(Items from an interface collection)
************
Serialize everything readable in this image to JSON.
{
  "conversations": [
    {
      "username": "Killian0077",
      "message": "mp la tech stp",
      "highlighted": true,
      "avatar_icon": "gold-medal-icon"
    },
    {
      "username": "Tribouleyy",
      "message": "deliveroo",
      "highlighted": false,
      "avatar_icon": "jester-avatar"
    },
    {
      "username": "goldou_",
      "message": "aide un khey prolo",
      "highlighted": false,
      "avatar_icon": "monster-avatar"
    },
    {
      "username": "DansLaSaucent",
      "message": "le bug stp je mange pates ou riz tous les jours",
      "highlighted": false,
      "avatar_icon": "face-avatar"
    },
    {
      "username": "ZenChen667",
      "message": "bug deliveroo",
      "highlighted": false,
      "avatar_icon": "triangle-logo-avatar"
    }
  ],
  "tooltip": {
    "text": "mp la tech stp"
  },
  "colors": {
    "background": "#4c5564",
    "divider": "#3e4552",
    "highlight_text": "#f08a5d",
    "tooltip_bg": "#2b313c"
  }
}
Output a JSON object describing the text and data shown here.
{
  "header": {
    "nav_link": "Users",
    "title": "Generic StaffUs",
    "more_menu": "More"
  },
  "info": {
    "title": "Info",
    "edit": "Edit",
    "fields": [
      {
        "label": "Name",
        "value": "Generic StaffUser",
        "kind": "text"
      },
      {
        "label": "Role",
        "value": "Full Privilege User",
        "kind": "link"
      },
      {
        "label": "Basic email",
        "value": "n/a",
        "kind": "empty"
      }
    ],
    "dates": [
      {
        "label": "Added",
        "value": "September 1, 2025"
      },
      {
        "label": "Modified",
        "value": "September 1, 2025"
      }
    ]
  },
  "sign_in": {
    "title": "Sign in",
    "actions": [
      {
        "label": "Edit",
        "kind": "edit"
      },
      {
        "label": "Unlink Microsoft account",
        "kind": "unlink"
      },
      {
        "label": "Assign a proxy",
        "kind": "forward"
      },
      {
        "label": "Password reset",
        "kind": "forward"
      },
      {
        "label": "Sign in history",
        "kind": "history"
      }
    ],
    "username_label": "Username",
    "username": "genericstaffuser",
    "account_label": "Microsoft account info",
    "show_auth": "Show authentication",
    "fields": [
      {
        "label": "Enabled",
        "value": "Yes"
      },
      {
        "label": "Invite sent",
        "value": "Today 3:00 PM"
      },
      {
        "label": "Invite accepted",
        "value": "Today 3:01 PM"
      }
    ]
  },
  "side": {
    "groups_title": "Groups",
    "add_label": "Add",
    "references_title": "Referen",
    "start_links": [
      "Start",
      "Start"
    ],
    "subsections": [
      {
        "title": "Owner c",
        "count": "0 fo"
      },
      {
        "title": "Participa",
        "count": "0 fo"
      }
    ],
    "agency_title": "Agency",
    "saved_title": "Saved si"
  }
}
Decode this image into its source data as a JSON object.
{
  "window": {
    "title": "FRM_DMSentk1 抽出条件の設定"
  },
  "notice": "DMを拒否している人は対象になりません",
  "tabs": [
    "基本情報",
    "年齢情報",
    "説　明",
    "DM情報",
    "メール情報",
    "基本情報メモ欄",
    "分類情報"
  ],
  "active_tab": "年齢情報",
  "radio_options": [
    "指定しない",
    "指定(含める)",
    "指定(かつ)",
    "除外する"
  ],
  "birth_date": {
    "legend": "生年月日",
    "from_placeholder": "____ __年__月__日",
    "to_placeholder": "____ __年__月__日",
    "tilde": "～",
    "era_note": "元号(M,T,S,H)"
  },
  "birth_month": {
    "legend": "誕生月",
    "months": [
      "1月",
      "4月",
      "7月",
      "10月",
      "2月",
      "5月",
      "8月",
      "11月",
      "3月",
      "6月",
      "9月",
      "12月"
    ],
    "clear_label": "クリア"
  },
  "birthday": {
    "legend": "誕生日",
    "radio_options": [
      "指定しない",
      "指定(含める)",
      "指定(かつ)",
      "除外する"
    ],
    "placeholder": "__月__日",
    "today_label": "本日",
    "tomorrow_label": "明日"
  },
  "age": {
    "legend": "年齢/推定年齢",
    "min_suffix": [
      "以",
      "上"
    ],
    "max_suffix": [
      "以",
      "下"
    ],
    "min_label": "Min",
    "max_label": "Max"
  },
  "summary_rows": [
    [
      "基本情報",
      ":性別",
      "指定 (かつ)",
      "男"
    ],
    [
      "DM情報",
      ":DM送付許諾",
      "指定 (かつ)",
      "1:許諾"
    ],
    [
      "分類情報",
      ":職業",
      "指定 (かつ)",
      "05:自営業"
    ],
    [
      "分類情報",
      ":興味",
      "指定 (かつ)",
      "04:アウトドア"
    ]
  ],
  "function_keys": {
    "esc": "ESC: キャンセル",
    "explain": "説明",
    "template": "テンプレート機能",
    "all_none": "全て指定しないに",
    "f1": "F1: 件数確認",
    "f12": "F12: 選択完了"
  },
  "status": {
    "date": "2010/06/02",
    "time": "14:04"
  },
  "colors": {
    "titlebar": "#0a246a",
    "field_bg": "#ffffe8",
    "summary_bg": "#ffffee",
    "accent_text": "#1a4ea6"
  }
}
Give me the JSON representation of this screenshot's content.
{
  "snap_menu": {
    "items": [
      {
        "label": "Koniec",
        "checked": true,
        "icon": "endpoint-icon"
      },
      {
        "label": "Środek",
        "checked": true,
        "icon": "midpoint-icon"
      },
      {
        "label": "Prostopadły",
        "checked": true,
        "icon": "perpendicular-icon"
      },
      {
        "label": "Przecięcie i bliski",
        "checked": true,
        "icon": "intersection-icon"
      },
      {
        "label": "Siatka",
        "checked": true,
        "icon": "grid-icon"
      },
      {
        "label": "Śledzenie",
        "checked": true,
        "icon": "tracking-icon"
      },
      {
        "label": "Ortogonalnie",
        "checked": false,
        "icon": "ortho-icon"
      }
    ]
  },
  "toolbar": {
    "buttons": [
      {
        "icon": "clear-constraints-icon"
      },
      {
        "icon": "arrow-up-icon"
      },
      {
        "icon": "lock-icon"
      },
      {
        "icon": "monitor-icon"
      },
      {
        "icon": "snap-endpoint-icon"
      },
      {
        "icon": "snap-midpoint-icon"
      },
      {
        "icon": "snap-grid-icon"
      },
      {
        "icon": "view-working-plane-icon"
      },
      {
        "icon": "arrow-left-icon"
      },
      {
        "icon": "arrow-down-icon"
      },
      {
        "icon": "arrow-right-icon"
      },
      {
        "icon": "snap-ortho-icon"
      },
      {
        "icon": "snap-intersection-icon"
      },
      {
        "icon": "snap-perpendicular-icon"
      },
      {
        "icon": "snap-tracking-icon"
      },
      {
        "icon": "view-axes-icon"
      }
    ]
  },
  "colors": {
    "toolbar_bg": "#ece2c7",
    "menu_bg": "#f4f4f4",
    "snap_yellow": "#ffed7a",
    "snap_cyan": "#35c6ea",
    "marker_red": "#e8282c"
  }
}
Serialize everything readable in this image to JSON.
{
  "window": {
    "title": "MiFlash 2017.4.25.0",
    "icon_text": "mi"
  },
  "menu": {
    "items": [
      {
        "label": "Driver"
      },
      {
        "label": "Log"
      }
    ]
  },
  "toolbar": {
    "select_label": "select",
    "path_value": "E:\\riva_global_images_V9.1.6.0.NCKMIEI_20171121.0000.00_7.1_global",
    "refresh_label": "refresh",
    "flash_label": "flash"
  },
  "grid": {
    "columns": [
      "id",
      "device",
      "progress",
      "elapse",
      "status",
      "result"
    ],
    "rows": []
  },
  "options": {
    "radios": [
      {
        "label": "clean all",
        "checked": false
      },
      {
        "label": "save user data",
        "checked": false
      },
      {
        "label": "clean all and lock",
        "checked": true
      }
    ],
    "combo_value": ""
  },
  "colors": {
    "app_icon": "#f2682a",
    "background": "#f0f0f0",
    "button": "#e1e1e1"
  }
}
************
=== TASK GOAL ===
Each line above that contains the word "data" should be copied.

=== FINISHED EXERCISE ===
Output a JSON object describing the text and data shown here.
Decode this image into its source data as a JSON object.
        "label": "save user data",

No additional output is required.